# REQUIREMENT:
Return the records exactly, keeping every line as it is.

# THE DATA:
★ ★ ★ ★

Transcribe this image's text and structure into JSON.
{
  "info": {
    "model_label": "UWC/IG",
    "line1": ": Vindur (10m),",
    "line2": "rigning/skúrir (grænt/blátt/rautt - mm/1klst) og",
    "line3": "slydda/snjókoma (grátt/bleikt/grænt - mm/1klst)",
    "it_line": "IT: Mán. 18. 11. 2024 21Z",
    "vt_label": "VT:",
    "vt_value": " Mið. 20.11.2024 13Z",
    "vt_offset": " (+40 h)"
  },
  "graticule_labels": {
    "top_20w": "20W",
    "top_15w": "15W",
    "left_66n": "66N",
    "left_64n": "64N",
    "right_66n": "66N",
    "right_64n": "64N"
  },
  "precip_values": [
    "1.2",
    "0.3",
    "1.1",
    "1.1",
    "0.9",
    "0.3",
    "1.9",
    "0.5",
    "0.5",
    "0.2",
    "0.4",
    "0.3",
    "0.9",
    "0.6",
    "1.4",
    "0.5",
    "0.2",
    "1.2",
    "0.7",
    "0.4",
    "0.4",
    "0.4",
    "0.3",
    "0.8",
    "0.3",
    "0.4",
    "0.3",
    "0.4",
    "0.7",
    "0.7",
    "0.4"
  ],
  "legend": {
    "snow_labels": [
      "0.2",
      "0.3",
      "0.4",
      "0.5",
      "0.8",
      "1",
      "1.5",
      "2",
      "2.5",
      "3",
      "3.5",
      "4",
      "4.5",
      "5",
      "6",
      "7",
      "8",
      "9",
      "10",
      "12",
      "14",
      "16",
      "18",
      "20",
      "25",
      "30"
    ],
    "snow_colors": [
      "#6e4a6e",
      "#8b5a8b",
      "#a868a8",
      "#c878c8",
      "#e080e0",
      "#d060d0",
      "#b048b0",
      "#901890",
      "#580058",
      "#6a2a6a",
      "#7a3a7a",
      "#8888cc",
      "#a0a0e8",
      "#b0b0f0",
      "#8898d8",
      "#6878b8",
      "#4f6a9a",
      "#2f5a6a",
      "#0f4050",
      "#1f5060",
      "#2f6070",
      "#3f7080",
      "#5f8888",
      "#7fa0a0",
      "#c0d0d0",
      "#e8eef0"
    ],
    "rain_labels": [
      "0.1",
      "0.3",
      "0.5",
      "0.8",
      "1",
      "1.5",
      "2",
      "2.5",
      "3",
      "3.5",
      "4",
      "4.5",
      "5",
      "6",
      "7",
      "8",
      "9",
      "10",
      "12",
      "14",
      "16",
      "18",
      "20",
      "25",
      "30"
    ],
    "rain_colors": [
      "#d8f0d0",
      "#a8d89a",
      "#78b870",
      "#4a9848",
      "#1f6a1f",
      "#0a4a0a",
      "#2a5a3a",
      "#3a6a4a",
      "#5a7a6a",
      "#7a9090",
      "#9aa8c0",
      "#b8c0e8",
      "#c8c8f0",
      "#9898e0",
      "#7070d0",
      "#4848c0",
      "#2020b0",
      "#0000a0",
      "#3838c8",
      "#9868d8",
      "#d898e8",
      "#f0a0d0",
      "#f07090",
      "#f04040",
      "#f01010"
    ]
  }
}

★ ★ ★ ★

# EXERCISE RESPONSE:
Transcribe this image's text and structure into JSON.
{
  "info": {
    "model_label": "UWC/IG",
    "line1": ": Vindur (10m),",
    "line2": "rigning/skúrir (grænt/blátt/rautt - mm/1klst) og",
    "line3": "slydda/snjókoma (grátt/bleikt/grænt - mm/1klst)",
    "it_line": "IT: Mán. 18. 11. 2024 21Z",
    "vt_label": "VT:",
    "vt_value": " Mið. 20.11.2024 13Z",
    "vt_offset": " (+40 h)"
  },
  "graticule_labels": {
    "top_20w": "20W",
    "top_15w": "15W",
    "left_66n": "66N",
    "left_64n": "64N",
    "right_66n": "66N",
    "right_64n": "64N"
  },
  "precip_values": [
    "1.2",
    "0.3",
    "1.1",
    "1.1",
    "0.9",
    "0.3",
    "1.9",
    "0.5",
    "0.5",
    "0.2",
    "0.4",
    "0.3",
    "0.9",
    "0.6",
    "1.4",
    "0.5",
    "0.2",
    "1.2",
    "0.7",
    "0.4",
    "0.4",
    "0.4",
    "0.3",
    "0.8",
    "0.3",
    "0.4",
    "0.3",
    "0.4",
    "0.7",
    "0.7",
    "0.4"
  ],
  "legend": {
    "snow_labels": [
      "0.2",
      "0.3",
      "0.4",
      "0.5",
      "0.8",
      "1",
      "1.5",
      "2",
      "2.5",
      "3",
      "3.5",
      "4",
      "4.5",
      "5",
      "6",
      "7",
      "8",
      "9",
      "10",
      "12",
      "14",
      "16",
      "18",
      "20",
      "25",
      "30"
    ],
    "snow_colors": [
      "#6e4a6e",
      "#8b5a8b",
      "#a868a8",
      "#c878c8",
      "#e080e0",
      "#d060d0",
      "#b048b0",
      "#901890",
      "#580058",
      "#6a2a6a",
      "#7a3a7a",
      "#8888cc",
      "#a0a0e8",
      "#b0b0f0",
      "#8898d8",
      "#6878b8",
      "#4f6a9a",
      "#2f5a6a",
      "#0f4050",
      "#1f5060",
      "#2f6070",
      "#3f7080",
      "#5f8888",
      "#7fa0a0",
      "#c0d0d0",
      "#e8eef0"
    ],
    "rain_labels": [
      "0.1",
      "0.3",
      "0.5",
      "0.8",
      "1",
      "1.5",
      "2",
      "2.5",
      "3",
      "3.5",
      "4",
      "4.5",
      "5",
      "6",
      "7",
      "8",
      "9",
      "10",
      "12",
      "14",
      "16",
      "18",
      "20",
      "25",
      "30"
    ],
    "rain_colors": [
      "#d8f0d0",
      "#a8d89a",
      "#78b870",
      "#4a9848",
      "#1f6a1f",
      "#0a4a0a",
      "#2a5a3a",
      "#3a6a4a",
      "#5a7a6a",
      "#7a9090",
      "#9aa8c0",
      "#b8c0e8",
      "#c8c8f0",
      "#9898e0",
      "#7070d0",
      "#4848c0",
      "#2020b0",
      "#0000a0",
      "#3838c8",
      "#9868d8",
      "#d898e8",
      "#f0a0d0",
      "#f07090",
      "#f04040",
      "#f01010"
    ]
  }
}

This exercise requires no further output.